## GIVEN DATA
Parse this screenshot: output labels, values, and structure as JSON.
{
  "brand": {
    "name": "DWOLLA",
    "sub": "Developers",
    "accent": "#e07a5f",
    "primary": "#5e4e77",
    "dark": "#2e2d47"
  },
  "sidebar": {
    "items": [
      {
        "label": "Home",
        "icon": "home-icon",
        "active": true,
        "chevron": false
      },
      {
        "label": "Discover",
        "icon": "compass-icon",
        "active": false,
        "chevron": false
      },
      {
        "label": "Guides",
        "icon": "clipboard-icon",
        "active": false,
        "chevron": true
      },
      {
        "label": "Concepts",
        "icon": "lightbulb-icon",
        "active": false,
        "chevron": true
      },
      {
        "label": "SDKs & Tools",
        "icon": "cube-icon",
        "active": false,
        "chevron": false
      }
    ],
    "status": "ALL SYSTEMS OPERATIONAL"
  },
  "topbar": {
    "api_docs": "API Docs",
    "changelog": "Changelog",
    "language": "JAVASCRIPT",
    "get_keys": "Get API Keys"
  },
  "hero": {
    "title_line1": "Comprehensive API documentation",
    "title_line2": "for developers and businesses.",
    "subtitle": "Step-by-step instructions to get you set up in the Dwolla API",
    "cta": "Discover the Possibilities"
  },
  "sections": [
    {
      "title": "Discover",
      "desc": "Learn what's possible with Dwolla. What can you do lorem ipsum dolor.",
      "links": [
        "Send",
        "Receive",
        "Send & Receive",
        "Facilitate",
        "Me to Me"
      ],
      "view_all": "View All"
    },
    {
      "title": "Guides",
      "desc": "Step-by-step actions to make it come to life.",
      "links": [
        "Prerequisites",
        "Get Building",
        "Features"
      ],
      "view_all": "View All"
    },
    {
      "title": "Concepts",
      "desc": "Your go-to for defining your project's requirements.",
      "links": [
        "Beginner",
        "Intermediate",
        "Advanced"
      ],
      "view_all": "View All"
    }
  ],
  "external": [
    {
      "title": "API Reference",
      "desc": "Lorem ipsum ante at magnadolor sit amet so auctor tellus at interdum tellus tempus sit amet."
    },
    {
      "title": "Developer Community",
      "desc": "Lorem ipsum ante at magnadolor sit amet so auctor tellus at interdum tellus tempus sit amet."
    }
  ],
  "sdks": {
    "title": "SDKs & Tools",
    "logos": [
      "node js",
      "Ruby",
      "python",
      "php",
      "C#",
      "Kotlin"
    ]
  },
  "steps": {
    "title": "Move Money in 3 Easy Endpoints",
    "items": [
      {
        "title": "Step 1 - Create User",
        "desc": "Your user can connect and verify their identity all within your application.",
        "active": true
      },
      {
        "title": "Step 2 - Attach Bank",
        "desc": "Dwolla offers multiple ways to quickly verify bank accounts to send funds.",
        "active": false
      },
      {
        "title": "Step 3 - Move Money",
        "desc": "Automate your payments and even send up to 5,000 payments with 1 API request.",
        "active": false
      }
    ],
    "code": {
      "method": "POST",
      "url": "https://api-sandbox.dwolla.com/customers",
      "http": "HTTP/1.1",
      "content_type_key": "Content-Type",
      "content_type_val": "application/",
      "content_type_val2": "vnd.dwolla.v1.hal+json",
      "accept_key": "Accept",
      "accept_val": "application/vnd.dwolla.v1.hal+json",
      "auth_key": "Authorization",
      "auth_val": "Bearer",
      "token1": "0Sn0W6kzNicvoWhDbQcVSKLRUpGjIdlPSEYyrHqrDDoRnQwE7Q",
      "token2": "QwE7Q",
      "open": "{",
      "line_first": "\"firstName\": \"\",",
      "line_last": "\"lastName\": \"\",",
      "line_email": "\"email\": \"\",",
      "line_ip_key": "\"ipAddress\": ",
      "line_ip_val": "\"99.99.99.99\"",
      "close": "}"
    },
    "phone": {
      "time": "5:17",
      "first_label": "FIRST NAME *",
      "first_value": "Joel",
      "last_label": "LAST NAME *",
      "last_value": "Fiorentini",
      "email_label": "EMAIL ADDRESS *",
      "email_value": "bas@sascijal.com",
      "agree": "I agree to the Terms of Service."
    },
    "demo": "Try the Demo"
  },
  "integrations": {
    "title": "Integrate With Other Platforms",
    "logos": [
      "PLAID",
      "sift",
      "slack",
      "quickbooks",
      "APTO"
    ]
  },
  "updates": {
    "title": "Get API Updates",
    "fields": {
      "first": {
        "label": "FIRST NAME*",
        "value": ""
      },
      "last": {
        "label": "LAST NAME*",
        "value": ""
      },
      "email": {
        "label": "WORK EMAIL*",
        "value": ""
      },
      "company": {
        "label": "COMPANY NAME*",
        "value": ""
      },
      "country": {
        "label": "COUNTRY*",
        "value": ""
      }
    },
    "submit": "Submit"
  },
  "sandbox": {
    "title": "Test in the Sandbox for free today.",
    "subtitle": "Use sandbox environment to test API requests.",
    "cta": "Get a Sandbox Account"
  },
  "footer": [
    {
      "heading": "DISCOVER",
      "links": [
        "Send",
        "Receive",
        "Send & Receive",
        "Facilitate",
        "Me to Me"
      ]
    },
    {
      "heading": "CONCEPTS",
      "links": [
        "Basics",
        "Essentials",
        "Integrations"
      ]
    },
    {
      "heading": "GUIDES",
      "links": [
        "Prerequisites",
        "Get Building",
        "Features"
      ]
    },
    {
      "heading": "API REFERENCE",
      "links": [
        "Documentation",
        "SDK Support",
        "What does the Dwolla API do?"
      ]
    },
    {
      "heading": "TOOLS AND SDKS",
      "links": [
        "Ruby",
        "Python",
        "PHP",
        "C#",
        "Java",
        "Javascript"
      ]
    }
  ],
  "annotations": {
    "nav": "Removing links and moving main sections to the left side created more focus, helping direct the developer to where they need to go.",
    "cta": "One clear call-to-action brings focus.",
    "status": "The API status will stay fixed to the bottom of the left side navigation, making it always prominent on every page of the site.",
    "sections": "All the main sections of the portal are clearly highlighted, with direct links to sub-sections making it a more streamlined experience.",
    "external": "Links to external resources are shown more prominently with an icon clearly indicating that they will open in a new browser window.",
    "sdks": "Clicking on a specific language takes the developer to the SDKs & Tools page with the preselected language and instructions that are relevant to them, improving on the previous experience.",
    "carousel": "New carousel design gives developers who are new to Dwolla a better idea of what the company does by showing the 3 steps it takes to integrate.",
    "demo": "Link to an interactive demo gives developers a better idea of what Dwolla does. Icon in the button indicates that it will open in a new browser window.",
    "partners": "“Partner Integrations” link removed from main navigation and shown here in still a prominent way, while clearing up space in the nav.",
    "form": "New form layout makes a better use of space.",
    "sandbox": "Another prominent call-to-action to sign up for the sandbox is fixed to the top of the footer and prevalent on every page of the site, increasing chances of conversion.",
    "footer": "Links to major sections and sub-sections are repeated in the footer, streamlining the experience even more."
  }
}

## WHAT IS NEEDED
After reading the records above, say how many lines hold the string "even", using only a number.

## WRITTEN SOLUTION
2